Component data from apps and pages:
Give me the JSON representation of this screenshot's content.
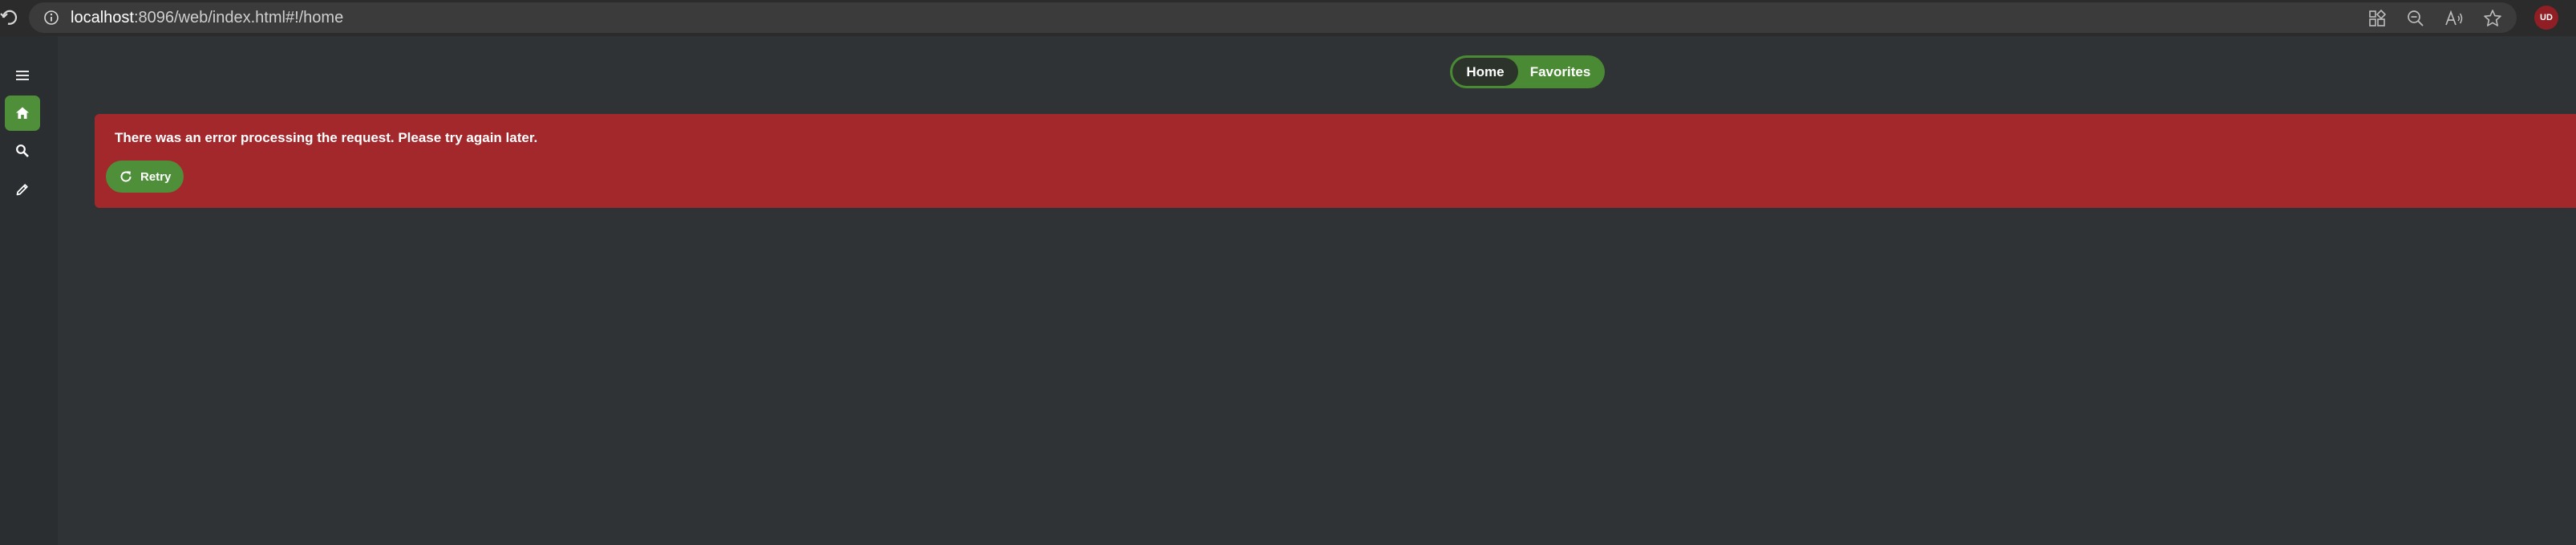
{
  "browser": {
    "url_host": "localhost",
    "url_rest": ":8096/web/index.html#!/home",
    "extension_badge": "UD"
  },
  "rail": {
    "items": [
      {
        "icon": "menu-icon"
      },
      {
        "icon": "home-icon",
        "active": true
      },
      {
        "icon": "search-icon"
      },
      {
        "icon": "edit-icon"
      }
    ]
  },
  "tabs": [
    {
      "label": "Home",
      "active": true
    },
    {
      "label": "Favorites",
      "active": false
    }
  ],
  "error": {
    "message": "There was an error processing the request. Please try again later.",
    "retry_label": "Retry"
  },
  "colors": {
    "accent": "#4f8f3a",
    "error": "#a3282c",
    "background": "#2f3336"
  }
}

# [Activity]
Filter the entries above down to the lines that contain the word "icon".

# [Output below]
        "icon": "menu-icon"
        "icon": "home-icon",
        "icon": "search-icon"
        "icon": "edit-icon"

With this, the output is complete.